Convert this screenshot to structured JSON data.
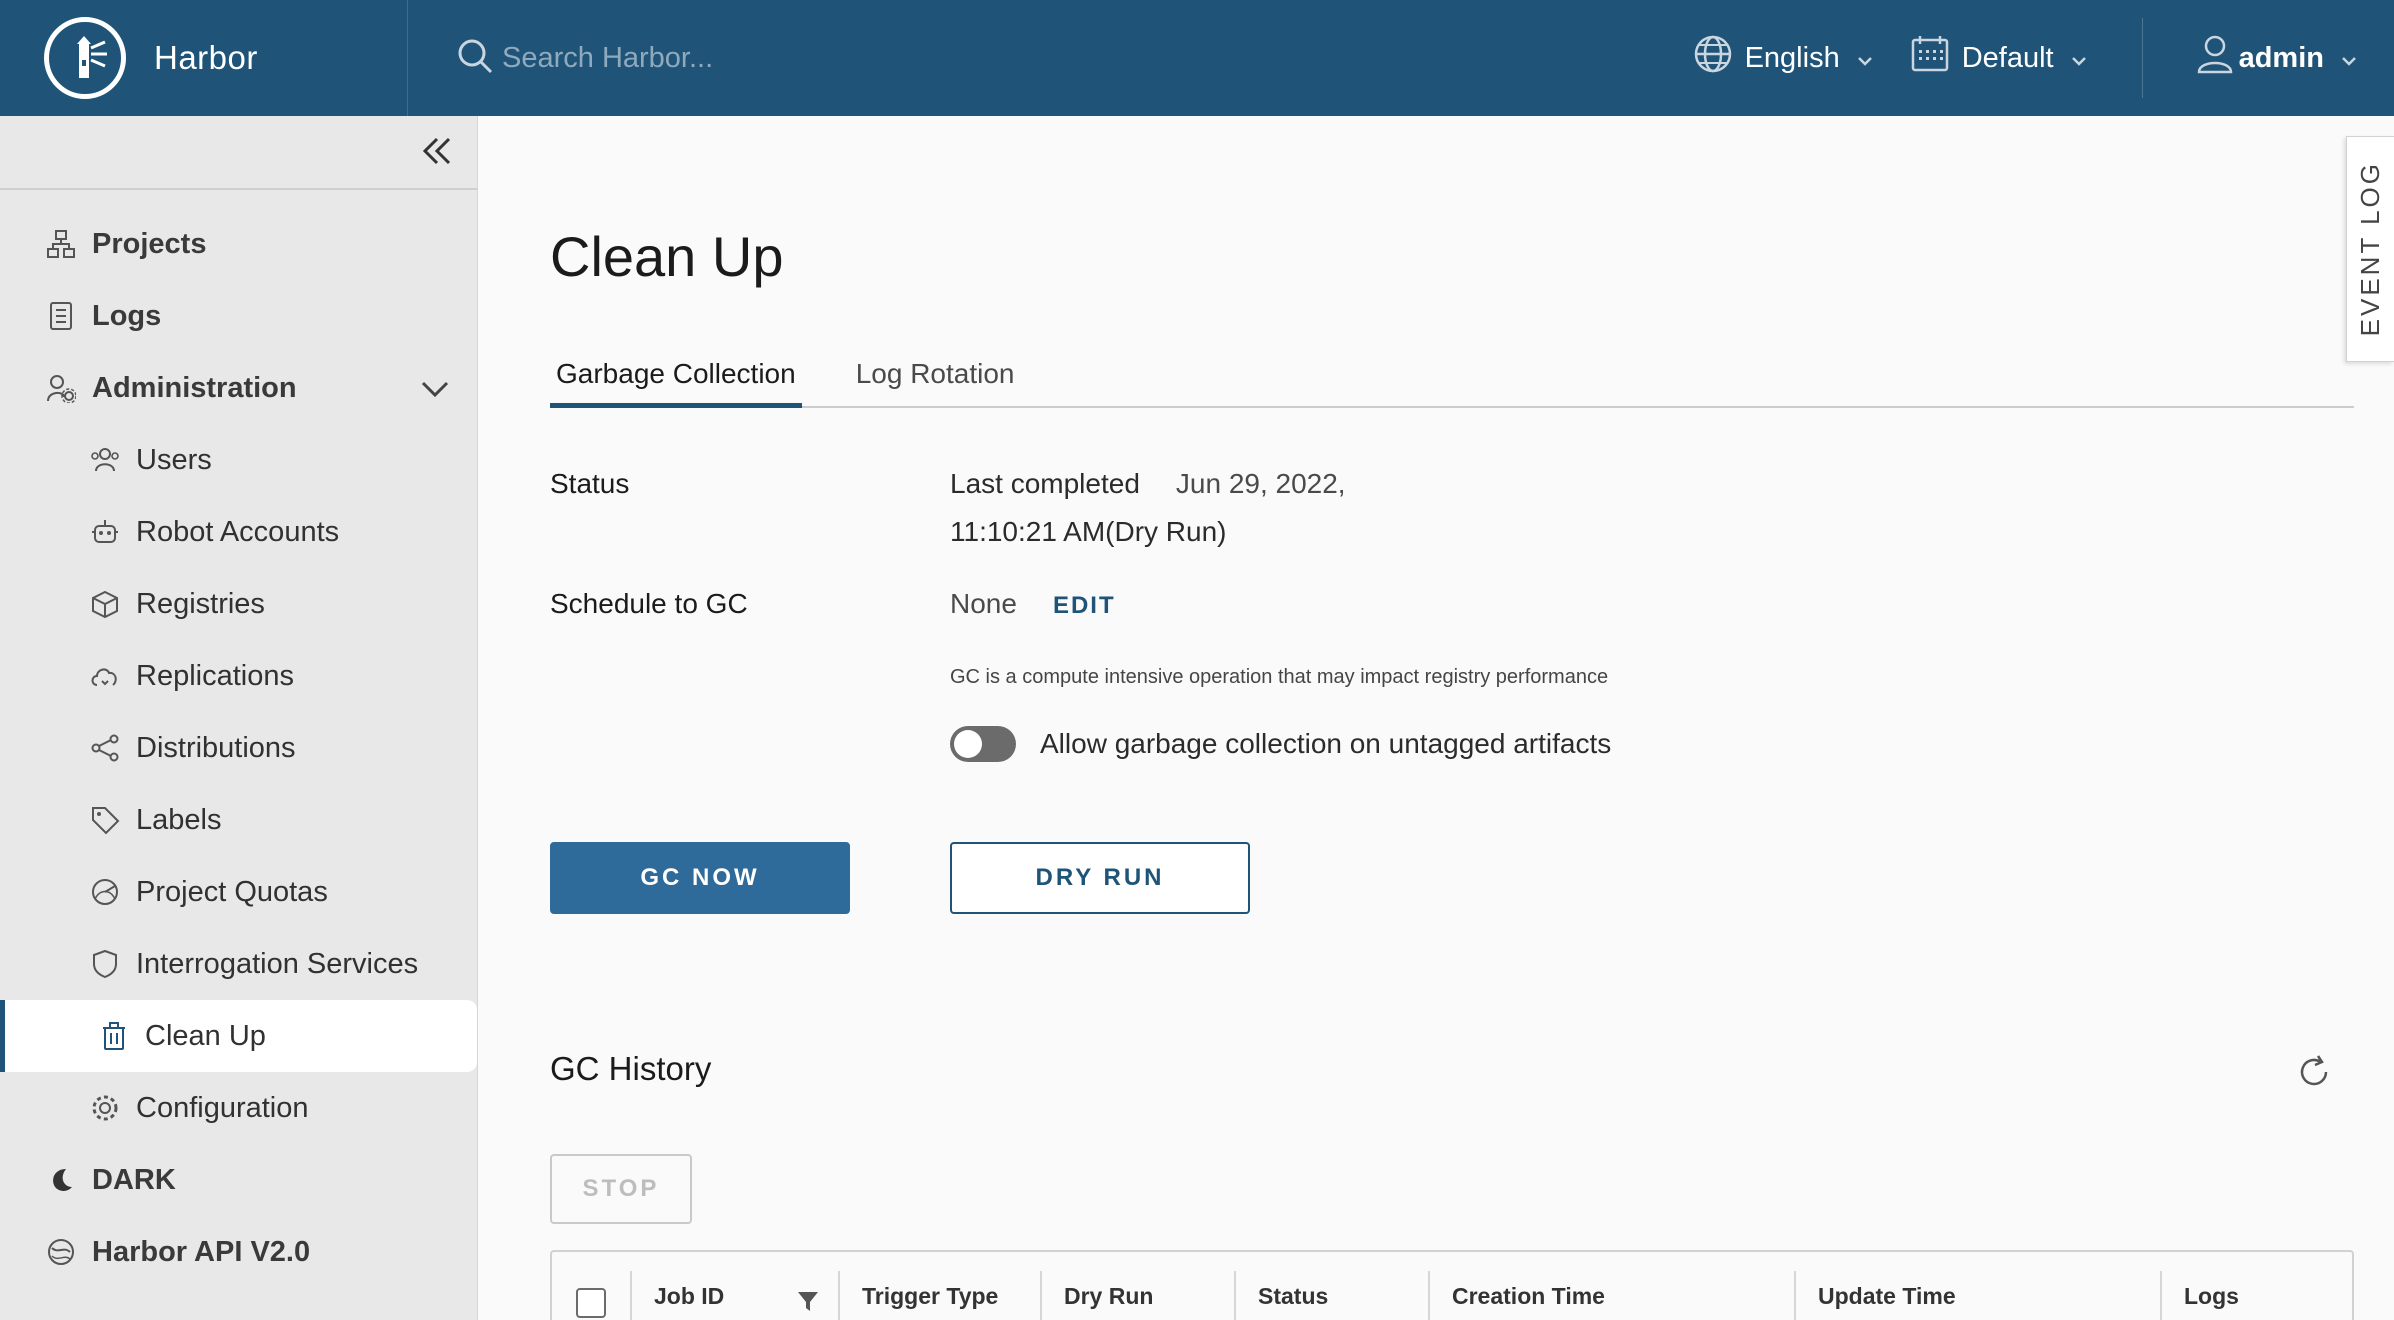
{
  "header": {
    "brand": "Harbor",
    "search_placeholder": "Search Harbor...",
    "language": "English",
    "theme": "Default",
    "user": "admin",
    "bg_color": "#1f5478"
  },
  "sidebar": {
    "items": [
      {
        "label": "Projects",
        "icon": "projects-icon"
      },
      {
        "label": "Logs",
        "icon": "logs-icon"
      },
      {
        "label": "Administration",
        "icon": "administration-icon"
      },
      {
        "label": "Users",
        "icon": "users-icon"
      },
      {
        "label": "Robot Accounts",
        "icon": "robot-icon"
      },
      {
        "label": "Registries",
        "icon": "registries-icon"
      },
      {
        "label": "Replications",
        "icon": "replications-icon"
      },
      {
        "label": "Distributions",
        "icon": "distributions-icon"
      },
      {
        "label": "Labels",
        "icon": "labels-icon"
      },
      {
        "label": "Project Quotas",
        "icon": "quotas-icon"
      },
      {
        "label": "Interrogation Services",
        "icon": "shield-icon"
      },
      {
        "label": "Clean Up",
        "icon": "trash-icon"
      },
      {
        "label": "Configuration",
        "icon": "gear-icon"
      },
      {
        "label": "DARK",
        "icon": "moon-icon"
      },
      {
        "label": "Harbor API V2.0",
        "icon": "api-icon"
      }
    ],
    "active": "Clean Up"
  },
  "main": {
    "title": "Clean Up",
    "tabs": [
      {
        "label": "Garbage Collection",
        "active": true
      },
      {
        "label": "Log Rotation",
        "active": false
      }
    ],
    "status_label": "Status",
    "last_completed_label": "Last completed",
    "last_completed_date": "Jun 29, 2022,",
    "last_completed_time": "11:10:21 AM(Dry Run)",
    "schedule_label": "Schedule to GC",
    "schedule_value": "None",
    "edit_label": "EDIT",
    "note": "GC is a compute intensive operation that may impact registry performance",
    "toggle_label": "Allow garbage collection on untagged artifacts",
    "toggle_on": false,
    "gc_now_label": "GC NOW",
    "dry_run_label": "DRY RUN",
    "history_title": "GC History",
    "stop_label": "STOP",
    "table_columns": [
      "Job ID",
      "Trigger Type",
      "Dry Run",
      "Status",
      "Creation Time",
      "Update Time",
      "Logs"
    ]
  },
  "event_log_label": "EVENT LOG"
}
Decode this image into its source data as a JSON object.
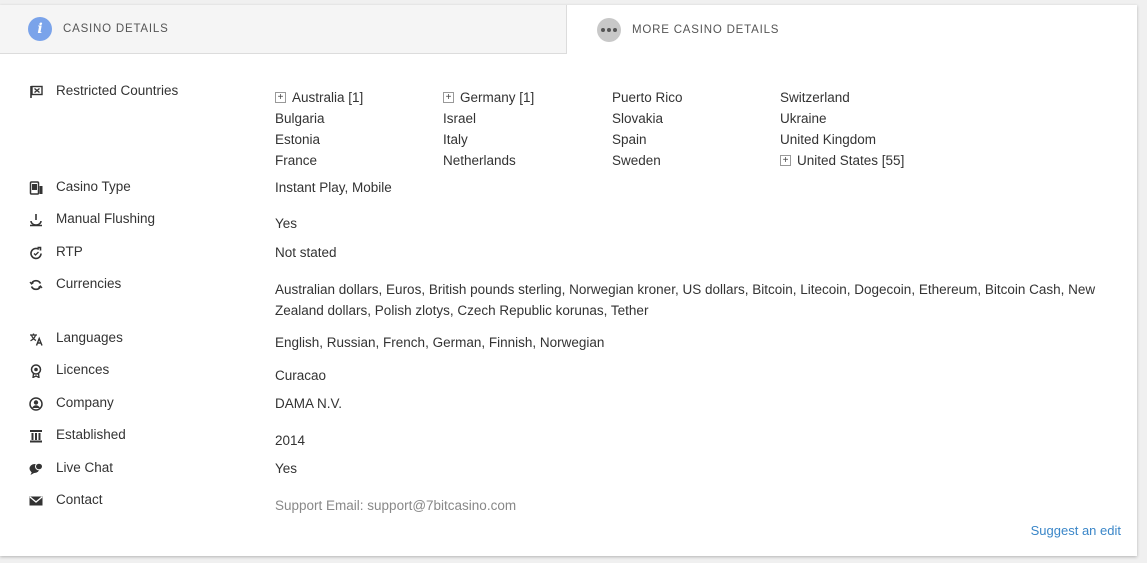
{
  "tabs": [
    {
      "label": "CASINO DETAILS",
      "icon": "info-icon",
      "icon_text": "i",
      "active": false
    },
    {
      "label": "MORE CASINO DETAILS",
      "icon": "more-icon",
      "active": true
    }
  ],
  "details": {
    "restricted_countries": {
      "label": "Restricted Countries",
      "icon": "flag-x-icon",
      "countries": [
        {
          "name": "Australia [1]",
          "expandable": true
        },
        {
          "name": "Bulgaria",
          "expandable": false
        },
        {
          "name": "Estonia",
          "expandable": false
        },
        {
          "name": "France",
          "expandable": false
        },
        {
          "name": "Germany [1]",
          "expandable": true
        },
        {
          "name": "Israel",
          "expandable": false
        },
        {
          "name": "Italy",
          "expandable": false
        },
        {
          "name": "Netherlands",
          "expandable": false
        },
        {
          "name": "Puerto Rico",
          "expandable": false
        },
        {
          "name": "Slovakia",
          "expandable": false
        },
        {
          "name": "Spain",
          "expandable": false
        },
        {
          "name": "Sweden",
          "expandable": false
        },
        {
          "name": "Switzerland",
          "expandable": false
        },
        {
          "name": "Ukraine",
          "expandable": false
        },
        {
          "name": "United Kingdom",
          "expandable": false
        },
        {
          "name": "United States [55]",
          "expandable": true
        }
      ],
      "expand_symbol": "+"
    },
    "casino_type": {
      "label": "Casino Type",
      "value": "Instant Play, Mobile",
      "icon": "device-icon"
    },
    "manual_flushing": {
      "label": "Manual Flushing",
      "value": "Yes",
      "icon": "power-icon"
    },
    "rtp": {
      "label": "RTP",
      "value": "Not stated",
      "icon": "refresh-icon"
    },
    "currencies": {
      "label": "Currencies",
      "value": "Australian dollars, Euros, British pounds sterling, Norwegian kroner, US dollars, Bitcoin, Litecoin, Dogecoin, Ethereum, Bitcoin Cash, New Zealand dollars, Polish zlotys, Czech Republic korunas, Tether",
      "icon": "currency-exchange-icon"
    },
    "languages": {
      "label": "Languages",
      "value": "English, Russian, French, German, Finnish, Norwegian",
      "icon": "translate-icon"
    },
    "licences": {
      "label": "Licences",
      "value": "Curacao",
      "icon": "award-icon"
    },
    "company": {
      "label": "Company",
      "value": "DAMA N.V.",
      "icon": "user-circle-icon"
    },
    "established": {
      "label": "Established",
      "value": "2014",
      "icon": "building-icon"
    },
    "live_chat": {
      "label": "Live Chat",
      "value": "Yes",
      "icon": "chat-icon"
    },
    "contact": {
      "label": "Contact",
      "value": "Support Email: support@7bitcasino.com",
      "icon": "envelope-icon"
    }
  },
  "suggest_edit": "Suggest an edit",
  "colors": {
    "info_icon_bg": "#7aa3ea",
    "link": "#3a86c8",
    "muted_text": "#888888"
  }
}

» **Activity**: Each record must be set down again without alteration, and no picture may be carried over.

» **Expected output**:
Convert this screenshot to structured JSON data.
{
  "header": {
    "brand": "Harbor",
    "search_placeholder": "Search Harbor...",
    "language": "English",
    "theme": "Default",
    "user": "admin",
    "bg_color": "#1f5478"
  },
  "sidebar": {
    "items": [
      {
        "label": "Projects",
        "icon": "projects-icon"
      },
      {
        "label": "Logs",
        "icon": "logs-icon"
      },
      {
        "label": "Administration",
        "icon": "administration-icon"
      },
      {
        "label": "Users",
        "icon": "users-icon"
      },
      {
        "label": "Robot Accounts",
        "icon": "robot-icon"
      },
      {
        "label": "Registries",
        "icon": "registries-icon"
      },
      {
        "label": "Replications",
        "icon": "replications-icon"
      },
      {
        "label": "Distributions",
        "icon": "distributions-icon"
      },
      {
        "label": "Labels",
        "icon": "labels-icon"
      },
      {
        "label": "Project Quotas",
        "icon": "quotas-icon"
      },
      {
        "label": "Interrogation Services",
        "icon": "shield-icon"
      },
      {
        "label": "Clean Up",
        "icon": "trash-icon"
      },
      {
        "label": "Configuration",
        "icon": "gear-icon"
      },
      {
        "label": "DARK",
        "icon": "moon-icon"
      },
      {
        "label": "Harbor API V2.0",
        "icon": "api-icon"
      }
    ],
    "active": "Clean Up"
  },
  "main": {
    "title": "Clean Up",
    "tabs": [
      {
        "label": "Garbage Collection",
        "active": true
      },
      {
        "label": "Log Rotation",
        "active": false
      }
    ],
    "status_label": "Status",
    "last_completed_label": "Last completed",
    "last_completed_date": "Jun 29, 2022,",
    "last_completed_time": "11:10:21 AM(Dry Run)",
    "schedule_label": "Schedule to GC",
    "schedule_value": "None",
    "edit_label": "EDIT",
    "note": "GC is a compute intensive operation that may impact registry performance",
    "toggle_label": "Allow garbage collection on untagged artifacts",
    "toggle_on": false,
    "gc_now_label": "GC NOW",
    "dry_run_label": "DRY RUN",
    "history_title": "GC History",
    "stop_label": "STOP",
    "table_columns": [
      "Job ID",
      "Trigger Type",
      "Dry Run",
      "Status",
      "Creation Time",
      "Update Time",
      "Logs"
    ]
  },
  "event_log_label": "EVENT LOG"
}
Decode this image into its source data as a JSON object.
{
  "tabs": [
    {
      "label": "CASINO DETAILS",
      "icon": "info-icon",
      "icon_text": "i",
      "active": false
    },
    {
      "label": "MORE CASINO DETAILS",
      "icon": "more-icon",
      "active": true
    }
  ],
  "details": {
    "restricted_countries": {
      "label": "Restricted Countries",
      "icon": "flag-x-icon",
      "countries": [
        {
          "name": "Australia [1]",
          "expandable": true
        },
        {
          "name": "Bulgaria",
          "expandable": false
        },
        {
          "name": "Estonia",
          "expandable": false
        },
        {
          "name": "France",
          "expandable": false
        },
        {
          "name": "Germany [1]",
          "expandable": true
        },
        {
          "name": "Israel",
          "expandable": false
        },
        {
          "name": "Italy",
          "expandable": false
        },
        {
          "name": "Netherlands",
          "expandable": false
        },
        {
          "name": "Puerto Rico",
          "expandable": false
        },
        {
          "name": "Slovakia",
          "expandable": false
        },
        {
          "name": "Spain",
          "expandable": false
        },
        {
          "name": "Sweden",
          "expandable": false
        },
        {
          "name": "Switzerland",
          "expandable": false
        },
        {
          "name": "Ukraine",
          "expandable": false
        },
        {
          "name": "United Kingdom",
          "expandable": false
        },
        {
          "name": "United States [55]",
          "expandable": true
        }
      ],
      "expand_symbol": "+"
    },
    "casino_type": {
      "label": "Casino Type",
      "value": "Instant Play, Mobile",
      "icon": "device-icon"
    },
    "manual_flushing": {
      "label": "Manual Flushing",
      "value": "Yes",
      "icon": "power-icon"
    },
    "rtp": {
      "label": "RTP",
      "value": "Not stated",
      "icon": "refresh-icon"
    },
    "currencies": {
      "label": "Currencies",
      "value": "Australian dollars, Euros, British pounds sterling, Norwegian kroner, US dollars, Bitcoin, Litecoin, Dogecoin, Ethereum, Bitcoin Cash, New Zealand dollars, Polish zlotys, Czech Republic korunas, Tether",
      "icon": "currency-exchange-icon"
    },
    "languages": {
      "label": "Languages",
      "value": "English, Russian, French, German, Finnish, Norwegian",
      "icon": "translate-icon"
    },
    "licences": {
      "label": "Licences",
      "value": "Curacao",
      "icon": "award-icon"
    },
    "company": {
      "label": "Company",
      "value": "DAMA N.V.",
      "icon": "user-circle-icon"
    },
    "established": {
      "label": "Established",
      "value": "2014",
      "icon": "building-icon"
    },
    "live_chat": {
      "label": "Live Chat",
      "value": "Yes",
      "icon": "chat-icon"
    },
    "contact": {
      "label": "Contact",
      "value": "Support Email: support@7bitcasino.com",
      "icon": "envelope-icon"
    }
  },
  "suggest_edit": "Suggest an edit",
  "colors": {
    "info_icon_bg": "#7aa3ea",
    "link": "#3a86c8",
    "muted_text": "#888888"
  }
}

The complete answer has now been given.